| Requirement |
Reproduce all the entries exactly.

Stored dataset items:
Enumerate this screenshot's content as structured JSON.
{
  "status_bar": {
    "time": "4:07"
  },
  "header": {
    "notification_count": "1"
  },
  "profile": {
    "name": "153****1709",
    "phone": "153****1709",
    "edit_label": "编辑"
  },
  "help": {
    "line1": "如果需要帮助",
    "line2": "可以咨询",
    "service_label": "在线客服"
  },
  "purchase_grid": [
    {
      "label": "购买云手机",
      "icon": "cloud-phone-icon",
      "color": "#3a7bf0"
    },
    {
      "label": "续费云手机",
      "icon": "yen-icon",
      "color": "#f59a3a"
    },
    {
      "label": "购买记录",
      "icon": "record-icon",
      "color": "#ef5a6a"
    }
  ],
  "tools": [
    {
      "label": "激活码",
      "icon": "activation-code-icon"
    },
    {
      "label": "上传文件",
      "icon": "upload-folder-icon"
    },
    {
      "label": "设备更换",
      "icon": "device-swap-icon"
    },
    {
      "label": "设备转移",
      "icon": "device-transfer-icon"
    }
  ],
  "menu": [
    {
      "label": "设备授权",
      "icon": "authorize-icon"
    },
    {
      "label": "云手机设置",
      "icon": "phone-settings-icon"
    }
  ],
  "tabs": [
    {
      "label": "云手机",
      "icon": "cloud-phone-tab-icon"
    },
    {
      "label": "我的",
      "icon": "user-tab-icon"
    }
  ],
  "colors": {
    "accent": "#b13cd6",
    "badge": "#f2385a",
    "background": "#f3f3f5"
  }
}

| Result of this task |
Enumerate this screenshot's content as structured JSON.
{
  "status_bar": {
    "time": "4:07"
  },
  "header": {
    "notification_count": "1"
  },
  "profile": {
    "name": "153****1709",
    "phone": "153****1709",
    "edit_label": "编辑"
  },
  "help": {
    "line1": "如果需要帮助",
    "line2": "可以咨询",
    "service_label": "在线客服"
  },
  "purchase_grid": [
    {
      "label": "购买云手机",
      "icon": "cloud-phone-icon",
      "color": "#3a7bf0"
    },
    {
      "label": "续费云手机",
      "icon": "yen-icon",
      "color": "#f59a3a"
    },
    {
      "label": "购买记录",
      "icon": "record-icon",
      "color": "#ef5a6a"
    }
  ],
  "tools": [
    {
      "label": "激活码",
      "icon": "activation-code-icon"
    },
    {
      "label": "上传文件",
      "icon": "upload-folder-icon"
    },
    {
      "label": "设备更换",
      "icon": "device-swap-icon"
    },
    {
      "label": "设备转移",
      "icon": "device-transfer-icon"
    }
  ],
  "menu": [
    {
      "label": "设备授权",
      "icon": "authorize-icon"
    },
    {
      "label": "云手机设置",
      "icon": "phone-settings-icon"
    }
  ],
  "tabs": [
    {
      "label": "云手机",
      "icon": "cloud-phone-tab-icon"
    },
    {
      "label": "我的",
      "icon": "user-tab-icon"
    }
  ],
  "colors": {
    "accent": "#b13cd6",
    "badge": "#f2385a",
    "background": "#f3f3f5"
  }
}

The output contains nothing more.